The rest will stay manual for now. Mostly because in each version we change our UI based on the feedback we receive. One of our top priorities is to make our product stupidly simple – so that our customers can focus on their own product and need to learn as little as possible (or nothing at all) to use testRTC.

Why our customers end up automating?

There are several huge benefits in automating at least parts of your testing. Here are the ones we see every day from the way our customers make use of WebRTC:

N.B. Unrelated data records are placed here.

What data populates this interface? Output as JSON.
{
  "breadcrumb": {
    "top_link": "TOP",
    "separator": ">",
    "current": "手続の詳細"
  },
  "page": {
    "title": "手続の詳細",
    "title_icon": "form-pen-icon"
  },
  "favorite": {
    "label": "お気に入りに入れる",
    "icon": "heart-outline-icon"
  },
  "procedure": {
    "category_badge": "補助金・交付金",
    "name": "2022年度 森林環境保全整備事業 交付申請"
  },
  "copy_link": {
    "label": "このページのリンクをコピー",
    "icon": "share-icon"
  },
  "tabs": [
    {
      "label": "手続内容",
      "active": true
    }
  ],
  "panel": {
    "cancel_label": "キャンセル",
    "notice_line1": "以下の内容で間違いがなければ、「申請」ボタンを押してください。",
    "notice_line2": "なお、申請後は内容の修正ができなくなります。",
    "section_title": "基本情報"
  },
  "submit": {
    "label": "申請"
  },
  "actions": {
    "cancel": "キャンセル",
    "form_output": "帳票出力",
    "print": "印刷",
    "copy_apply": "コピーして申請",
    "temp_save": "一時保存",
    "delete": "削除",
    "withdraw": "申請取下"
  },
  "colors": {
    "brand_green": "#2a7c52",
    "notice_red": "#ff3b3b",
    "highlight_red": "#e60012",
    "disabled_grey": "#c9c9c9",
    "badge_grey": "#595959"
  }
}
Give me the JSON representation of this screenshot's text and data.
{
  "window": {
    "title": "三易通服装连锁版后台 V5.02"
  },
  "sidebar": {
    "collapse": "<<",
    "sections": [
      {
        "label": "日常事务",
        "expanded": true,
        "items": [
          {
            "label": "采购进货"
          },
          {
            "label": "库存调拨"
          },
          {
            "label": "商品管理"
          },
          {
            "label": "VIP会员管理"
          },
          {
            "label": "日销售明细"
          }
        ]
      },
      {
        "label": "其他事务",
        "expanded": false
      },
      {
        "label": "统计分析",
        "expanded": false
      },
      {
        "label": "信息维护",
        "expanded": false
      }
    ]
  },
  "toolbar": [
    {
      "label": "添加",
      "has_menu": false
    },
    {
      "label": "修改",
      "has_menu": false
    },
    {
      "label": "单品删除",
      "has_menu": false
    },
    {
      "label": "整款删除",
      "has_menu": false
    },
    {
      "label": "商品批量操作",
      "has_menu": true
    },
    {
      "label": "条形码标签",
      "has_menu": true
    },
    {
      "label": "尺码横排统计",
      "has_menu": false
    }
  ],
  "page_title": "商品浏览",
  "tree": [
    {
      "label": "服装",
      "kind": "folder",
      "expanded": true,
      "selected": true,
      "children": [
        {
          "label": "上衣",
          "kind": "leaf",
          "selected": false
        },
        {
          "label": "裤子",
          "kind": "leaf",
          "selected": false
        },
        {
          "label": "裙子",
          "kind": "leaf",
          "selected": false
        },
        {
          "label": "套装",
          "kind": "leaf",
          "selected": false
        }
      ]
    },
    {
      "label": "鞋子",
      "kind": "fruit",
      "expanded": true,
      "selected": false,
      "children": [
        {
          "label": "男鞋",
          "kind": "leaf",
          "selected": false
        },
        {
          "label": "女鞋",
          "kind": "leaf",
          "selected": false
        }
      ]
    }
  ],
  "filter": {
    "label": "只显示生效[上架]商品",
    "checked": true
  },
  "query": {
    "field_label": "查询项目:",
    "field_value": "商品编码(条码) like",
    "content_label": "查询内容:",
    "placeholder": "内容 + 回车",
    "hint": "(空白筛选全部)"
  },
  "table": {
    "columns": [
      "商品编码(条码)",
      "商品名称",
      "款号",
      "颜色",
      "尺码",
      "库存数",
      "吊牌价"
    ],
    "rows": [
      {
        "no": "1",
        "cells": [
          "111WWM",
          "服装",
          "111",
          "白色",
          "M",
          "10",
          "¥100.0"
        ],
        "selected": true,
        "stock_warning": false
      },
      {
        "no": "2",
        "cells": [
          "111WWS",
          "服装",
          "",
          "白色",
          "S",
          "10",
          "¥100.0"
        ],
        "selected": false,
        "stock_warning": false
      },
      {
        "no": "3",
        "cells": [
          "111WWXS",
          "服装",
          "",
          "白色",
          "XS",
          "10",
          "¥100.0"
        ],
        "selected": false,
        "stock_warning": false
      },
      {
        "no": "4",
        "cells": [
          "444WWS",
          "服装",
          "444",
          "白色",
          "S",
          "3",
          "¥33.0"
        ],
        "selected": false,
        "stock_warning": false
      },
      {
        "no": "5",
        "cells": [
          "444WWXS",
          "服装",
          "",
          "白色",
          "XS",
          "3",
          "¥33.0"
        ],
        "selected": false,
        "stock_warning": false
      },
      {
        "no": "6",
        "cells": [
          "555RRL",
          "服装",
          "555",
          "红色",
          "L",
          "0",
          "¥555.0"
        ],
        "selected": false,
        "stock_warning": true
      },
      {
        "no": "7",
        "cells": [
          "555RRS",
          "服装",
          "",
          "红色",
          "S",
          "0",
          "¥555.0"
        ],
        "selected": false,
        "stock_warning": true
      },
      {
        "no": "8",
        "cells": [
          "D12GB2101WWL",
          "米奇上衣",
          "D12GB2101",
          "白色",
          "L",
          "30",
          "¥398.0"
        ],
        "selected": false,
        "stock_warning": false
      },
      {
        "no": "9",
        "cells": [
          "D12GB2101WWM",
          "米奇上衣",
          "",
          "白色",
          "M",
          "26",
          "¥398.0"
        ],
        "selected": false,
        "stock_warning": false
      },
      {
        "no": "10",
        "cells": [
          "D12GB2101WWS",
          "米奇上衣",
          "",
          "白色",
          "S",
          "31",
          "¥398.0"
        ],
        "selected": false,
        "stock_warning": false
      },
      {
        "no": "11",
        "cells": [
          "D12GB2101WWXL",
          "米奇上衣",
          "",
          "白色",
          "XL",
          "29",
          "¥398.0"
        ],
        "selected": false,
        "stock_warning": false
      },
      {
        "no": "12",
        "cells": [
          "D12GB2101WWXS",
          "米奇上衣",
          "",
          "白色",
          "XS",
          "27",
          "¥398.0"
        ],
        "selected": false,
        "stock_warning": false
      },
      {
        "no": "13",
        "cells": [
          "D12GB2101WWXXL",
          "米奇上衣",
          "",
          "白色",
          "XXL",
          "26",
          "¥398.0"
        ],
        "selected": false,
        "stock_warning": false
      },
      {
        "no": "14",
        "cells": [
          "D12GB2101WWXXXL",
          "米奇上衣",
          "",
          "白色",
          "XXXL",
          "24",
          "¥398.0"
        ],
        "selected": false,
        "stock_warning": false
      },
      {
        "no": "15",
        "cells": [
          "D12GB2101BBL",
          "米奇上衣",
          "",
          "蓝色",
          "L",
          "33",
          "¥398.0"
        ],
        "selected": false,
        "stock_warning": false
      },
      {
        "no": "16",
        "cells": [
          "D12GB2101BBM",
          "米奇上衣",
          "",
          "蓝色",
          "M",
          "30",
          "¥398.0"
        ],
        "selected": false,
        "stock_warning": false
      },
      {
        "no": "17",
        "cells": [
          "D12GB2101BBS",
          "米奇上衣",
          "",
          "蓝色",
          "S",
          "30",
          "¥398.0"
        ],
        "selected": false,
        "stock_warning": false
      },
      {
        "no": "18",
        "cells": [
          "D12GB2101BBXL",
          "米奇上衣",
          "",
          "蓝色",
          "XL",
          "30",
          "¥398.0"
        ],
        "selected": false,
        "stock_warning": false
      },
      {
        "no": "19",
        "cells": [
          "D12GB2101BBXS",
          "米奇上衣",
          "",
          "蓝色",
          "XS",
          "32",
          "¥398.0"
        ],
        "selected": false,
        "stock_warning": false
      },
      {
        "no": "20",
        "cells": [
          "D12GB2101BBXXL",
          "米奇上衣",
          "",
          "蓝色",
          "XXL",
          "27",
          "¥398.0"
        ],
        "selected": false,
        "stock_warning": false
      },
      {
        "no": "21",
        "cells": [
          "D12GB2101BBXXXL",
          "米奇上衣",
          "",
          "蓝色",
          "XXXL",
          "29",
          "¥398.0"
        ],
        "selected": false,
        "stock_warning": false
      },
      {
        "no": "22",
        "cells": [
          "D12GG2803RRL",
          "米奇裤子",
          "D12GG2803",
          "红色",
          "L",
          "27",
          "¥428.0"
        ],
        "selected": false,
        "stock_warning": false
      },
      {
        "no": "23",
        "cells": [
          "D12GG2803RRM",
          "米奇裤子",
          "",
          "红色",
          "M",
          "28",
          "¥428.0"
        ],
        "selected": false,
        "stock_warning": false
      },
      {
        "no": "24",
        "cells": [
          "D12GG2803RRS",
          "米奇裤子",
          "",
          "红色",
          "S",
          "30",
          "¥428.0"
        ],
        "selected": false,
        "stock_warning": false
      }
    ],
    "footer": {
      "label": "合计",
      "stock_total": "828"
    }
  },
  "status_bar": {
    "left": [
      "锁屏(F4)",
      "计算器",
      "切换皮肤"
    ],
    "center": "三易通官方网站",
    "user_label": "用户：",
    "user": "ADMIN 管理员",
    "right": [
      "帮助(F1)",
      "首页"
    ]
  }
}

  • Doing the most basic sanity tests – answering the question “is it broken?” and getting an answer fast with no human intervention. This is usually coupled with continuous integration, where every night the latest build is tested against it
  • Scale tests – when a service needs to grow, be it to 10 users in the same session, 40 people across 20 1:1 sessions or 100 viewers of a webinar – it becomes hard to manually test. So they end up writing a simple script in our platform and running it on demand when the time comes to stress test their product
  • Network configurations – taking a script and running it in various network conditions – with and without forcing TURN, packet losses, etc. Some also add different data center locations for the browsers and play with the browser versions used. The idea is to get testing to the edge cases where a user’s configuration is what comes back to bite you
  • Debugging performance – similar to scale tests, but slightly different. Some require the ability to check the capacity of a given machine in their product. Usually the media server. There’s much to be said about that, but being able to run a large scale test, analyze the performance report testRTC produces, and then rinse and repeat means it is easier to find the bottlenecks in the system and fix them prior to deployment

Starting out with WebRTC, we’ve seen other things getting higher priority by customers. They all talk about scenarios and coverage of their test plans. Most don’t go there due to that initial high investment.

What we do see, and what effectively improves our customer’s product, is taking one scenario. Usually a simple one. Writing it in a way that allows for scaling it up. Once a customer runs it for a few days, he sees areas he needs to improve in his product, and how that simple script can expand to encompass more of his testing needs.

This is also why we try to be there with our customers every step of the way. From assisting in defining that test, to writing it and following through with analysis if need be.

Are you serious about your WebRTC product? Don’t waste your time and try us out.